Most often associated with smoking, COPD can also result from long-term exposure to dust, and certain gases and chemicals.
“In the last decade, CT scan techniques for imaging COPD have improved steadily, but PRM is the missing link—giving us a robust way to see small airway disease and personalize treatment,” says Ella Kazerooni, a radiology professor who is a member of the COPDGene trial.
Originally developed to show the response of brain tumors to treatment, the PRM technique allows researchers to identify COPD specific changes in three-dimensional lung regions over time.
Already, a spinoff company, Imbio, has licensed the University of Michigan’s patents on the PRM technique, and is developing the technology for use in early prediction of treatment response of brain tumors and other cancers. Now Imbio has begun developing PRM for COPD subtype diagnosis and tracking.
3D lung map
With the PRM technique, the researchers use powerful computer techniques to overlay the CT scan taken during a full inhalation with an image taken during a full exhalation. The overlaid, or registered, CT images share the same geometric space, so that the lung tissue in the inflated and deflated lungs aligns.
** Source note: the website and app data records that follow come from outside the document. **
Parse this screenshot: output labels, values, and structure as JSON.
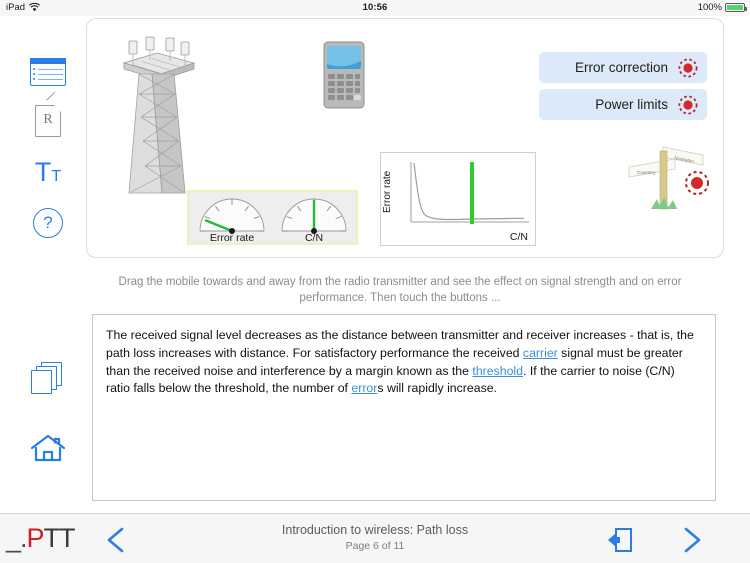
{
  "status_bar": {
    "device": "iPad",
    "wifi_icon": "wifi-icon",
    "time": "10:56",
    "battery_percent": "100%",
    "battery_color": "#4cd964"
  },
  "sidebar": {
    "items": [
      {
        "id": "contents",
        "icon": "contents-list-icon",
        "accent": "#2a7de1"
      },
      {
        "id": "reference",
        "icon": "reference-document-icon",
        "label": "R",
        "accent": "#9a9a9a"
      },
      {
        "id": "text-size",
        "icon": "text-size-icon",
        "big": "T",
        "small": "T",
        "accent": "#2a7de1"
      },
      {
        "id": "help",
        "icon": "help-question-icon",
        "label": "?",
        "accent": "#2a7de1"
      },
      {
        "id": "pages",
        "icon": "page-stack-icon",
        "accent": "#2a7de1"
      },
      {
        "id": "home",
        "icon": "home-icon",
        "accent": "#2a7de1"
      }
    ]
  },
  "animation": {
    "tower_label": "radio-transmitter-tower",
    "phone_label": "mobile-phone",
    "buttons": [
      {
        "label": "Error correction",
        "indicator": "red-led",
        "indicator_color": "#cc2222"
      },
      {
        "label": "Power limits",
        "indicator": "red-led",
        "indicator_color": "#cc2222"
      }
    ],
    "gauges": [
      {
        "label": "Error rate",
        "needle_angle_deg": -62,
        "needle_color": "#22bb33"
      },
      {
        "label": "C/N",
        "needle_angle_deg": 0,
        "needle_color": "#22bb33"
      }
    ],
    "signpost": {
      "sign_left": "Coventry",
      "sign_right": "Nuneaton",
      "indicator": "red-led",
      "indicator_color": "#cc2222"
    }
  },
  "chart_data": {
    "type": "line",
    "title": "",
    "xlabel": "C/N",
    "ylabel": "Error rate",
    "grid": false,
    "legend": false,
    "xlim": [
      0,
      100
    ],
    "ylim": [
      0,
      100
    ],
    "x": [
      2,
      4,
      6,
      8,
      10,
      12,
      14,
      16,
      18,
      20,
      25,
      30,
      40,
      50,
      60,
      70,
      80,
      90,
      96
    ],
    "y": [
      98,
      86,
      62,
      38,
      22,
      13,
      8,
      6,
      5,
      4.5,
      4,
      3.8,
      3.6,
      3.5,
      3.5,
      3.4,
      3.4,
      3.4,
      3.4
    ],
    "annotations": [
      {
        "type": "vline",
        "label": "C/N marker",
        "x": 52,
        "color": "#2ecc2e"
      }
    ]
  },
  "instruction": {
    "text": "Drag the mobile towards and away from the radio transmitter and see the effect on signal strength and on error performance. Then touch the buttons ..."
  },
  "body": {
    "segments": [
      {
        "type": "text",
        "value": "The received signal level decreases as the distance between transmitter and receiver increases - that is, the path loss increases with distance. For satisfactory performance the received "
      },
      {
        "type": "link",
        "value": "carrier"
      },
      {
        "type": "text",
        "value": " signal must be greater than the received noise and interference by a margin known as the "
      },
      {
        "type": "link",
        "value": "threshold"
      },
      {
        "type": "text",
        "value": ". If the carrier to noise (C/N) ratio falls below the threshold, the number of "
      },
      {
        "type": "link",
        "value": "error"
      },
      {
        "type": "text",
        "value": "s will rapidly increase."
      }
    ],
    "link_color": "#3a8ede"
  },
  "bottom_bar": {
    "logo": {
      "prefix": "_.",
      "accent": "P",
      "suffix": "TT",
      "accent_color": "#cc2026"
    },
    "prev_icon": "chevron-left-icon",
    "next_icon": "chevron-right-icon",
    "exit_icon": "exit-door-icon",
    "title": "Introduction to wireless: Path loss",
    "page_indicator": "Page 6 of 11"
  }
}
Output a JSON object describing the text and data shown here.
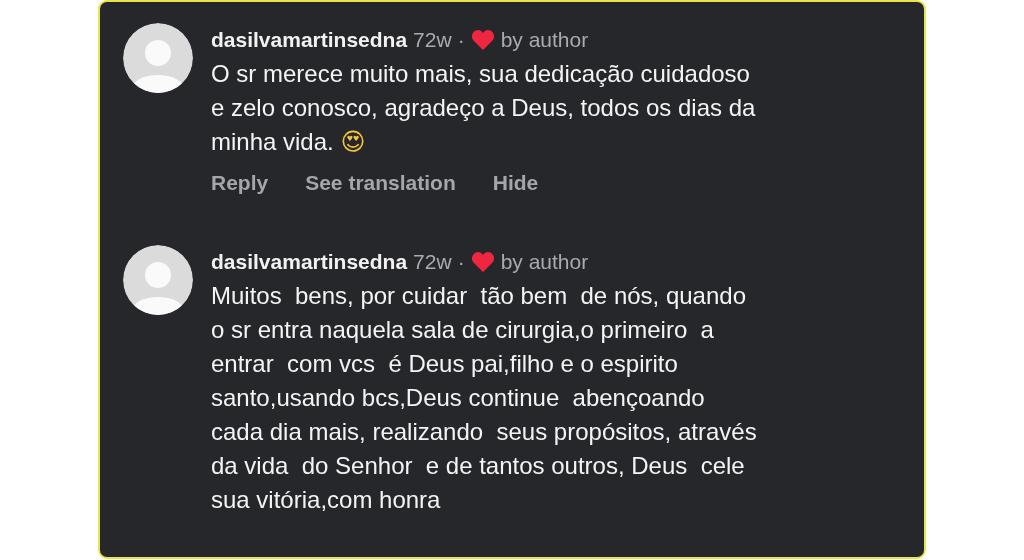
{
  "comments": [
    {
      "username": "dasilvamartinsedna",
      "time": "72w",
      "separator": "·",
      "author_liked": true,
      "liked_label": "by author",
      "lines": [
        "O sr merece muito mais, sua dedicação cuidadoso",
        "e zelo conosco, agradeço a Deus, todos os dias da",
        "minha vida."
      ],
      "trailing_emoji": "😍",
      "actions": [
        "Reply",
        "See translation",
        "Hide"
      ]
    },
    {
      "username": "dasilvamartinsedna",
      "time": "72w",
      "separator": "·",
      "author_liked": true,
      "liked_label": "by author",
      "lines": [
        "Muitos  bens, por cuidar  tão bem  de nós, quando",
        "o sr entra naquela sala de cirurgia,o primeiro  a",
        "entrar  com vcs  é Deus pai,filho e o espirito",
        "santo,usando bcs,Deus continue  abençoando",
        "cada dia mais, realizando  seus propósitos, através",
        "da vida  do Senhor  e de tantos outros, Deus  cele",
        "sua vitória,com honra"
      ]
    }
  ]
}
The density of healthy lung tissue will change more between the two images than the density of diseased lung, allowing researchers to create a three-dimensional “map” of the patient’s lungs.
PRM assign colors to each small 3D area, called a voxel, according to the difference in signal changes within each of the areas between the two scans. Green means healthy, yellow means a reduced ability to push air out of the small sacs, and red means severely reduced ability.
PRM could take COPD sub-typing to the next level, say the authors of the new paper. “By distinguishing small airway abnormality from that involving the lung parenchyma, such as emphysema, PRM could help physicians personalize therapy for individual COPD patients—and select patients for clinical trials of new treatment options more precisely”, says Fernando Martinez, an internal medicine professor who also participated in the COPDGene trial.
“PRM can also help to track COPD progression or response to treatment over time,” says lead author Craig Gabán, assistant professor of radiology.
Although the current study mostly looked at a “snapshot” of CT scans taken at one time, it also includes data on two patients who were imaged over more than two years. More longitudinal data is needed to make sure that PRM works well for long-term tracking and studies are already under way.
While a simple breathing test called spirometry is still considered the best way to diagnose the disease, spirometry has limitations in its ability to distinguish between different types of lung damage that COPD patients experience.
“The PRM technique is a step forward in being able to better sub-classify patients with COPD so that targeted therapies can be developed,” says co-author MeiLan Han, pulmonologist and COPDGene investigator.
The National Institutes of Health supported the work.
Source: University of Michigan